If anything, the ending of the program is the weakest point, where it just sort of…ends. Which is all you can do with such a debate as this, since it’s not like you’re going to be able to convince anybody one way or the other. But still, it felt like it needed a better closure of some kind than switching back to far away shots of Eyre and Jones in character and two lines of narration.

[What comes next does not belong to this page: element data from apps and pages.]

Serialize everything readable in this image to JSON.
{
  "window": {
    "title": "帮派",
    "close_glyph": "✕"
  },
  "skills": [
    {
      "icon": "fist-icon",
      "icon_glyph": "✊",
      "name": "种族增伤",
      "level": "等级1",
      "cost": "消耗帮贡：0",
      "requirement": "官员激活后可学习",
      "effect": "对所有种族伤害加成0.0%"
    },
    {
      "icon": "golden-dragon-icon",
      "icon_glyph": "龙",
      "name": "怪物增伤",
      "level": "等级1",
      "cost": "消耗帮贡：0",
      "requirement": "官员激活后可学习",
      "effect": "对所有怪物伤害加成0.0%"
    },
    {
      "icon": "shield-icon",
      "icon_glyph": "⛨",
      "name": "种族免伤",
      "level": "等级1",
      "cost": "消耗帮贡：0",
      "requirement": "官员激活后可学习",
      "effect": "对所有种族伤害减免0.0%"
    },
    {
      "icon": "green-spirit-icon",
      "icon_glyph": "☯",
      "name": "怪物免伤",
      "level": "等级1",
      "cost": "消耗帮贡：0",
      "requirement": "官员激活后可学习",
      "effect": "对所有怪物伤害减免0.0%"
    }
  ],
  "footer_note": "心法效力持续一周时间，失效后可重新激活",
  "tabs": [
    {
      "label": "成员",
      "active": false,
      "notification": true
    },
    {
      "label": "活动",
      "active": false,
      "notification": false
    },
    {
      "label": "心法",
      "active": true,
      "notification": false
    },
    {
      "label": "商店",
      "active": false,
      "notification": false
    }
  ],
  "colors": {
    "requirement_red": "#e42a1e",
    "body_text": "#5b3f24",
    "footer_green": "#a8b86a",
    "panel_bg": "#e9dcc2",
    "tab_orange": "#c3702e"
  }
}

Another weakness is the bonus features. For something like this, you’d think the very least we could expect is additional footage of the roundtable, which is what I was craving, honestly. Writings of Freud and Lewis are no doubt not public domain, so there’s no worry about that–they can be found readily enough as it stands, but still, a recommended reading list would have been a no-brainer. There is additional stuff, but it can all be found on the PBS website. Which is sad, because it’s mostly text-based, so why not just stick on the disc to begin with? At least we could have had some bios of the roundtable participants on the disc, and good ones, please…the ones on the PBS website are sparse and not even worth showing up for. There is a discussion guide provided on the disc, but again, that’s in PDF form and needs your computer to take advantage of it.
If this content is up your alley, I’d say buy this regardless, because the program itself is fascinating enough to warrant multiple watchings. If you have only a passing interest, at least rent it.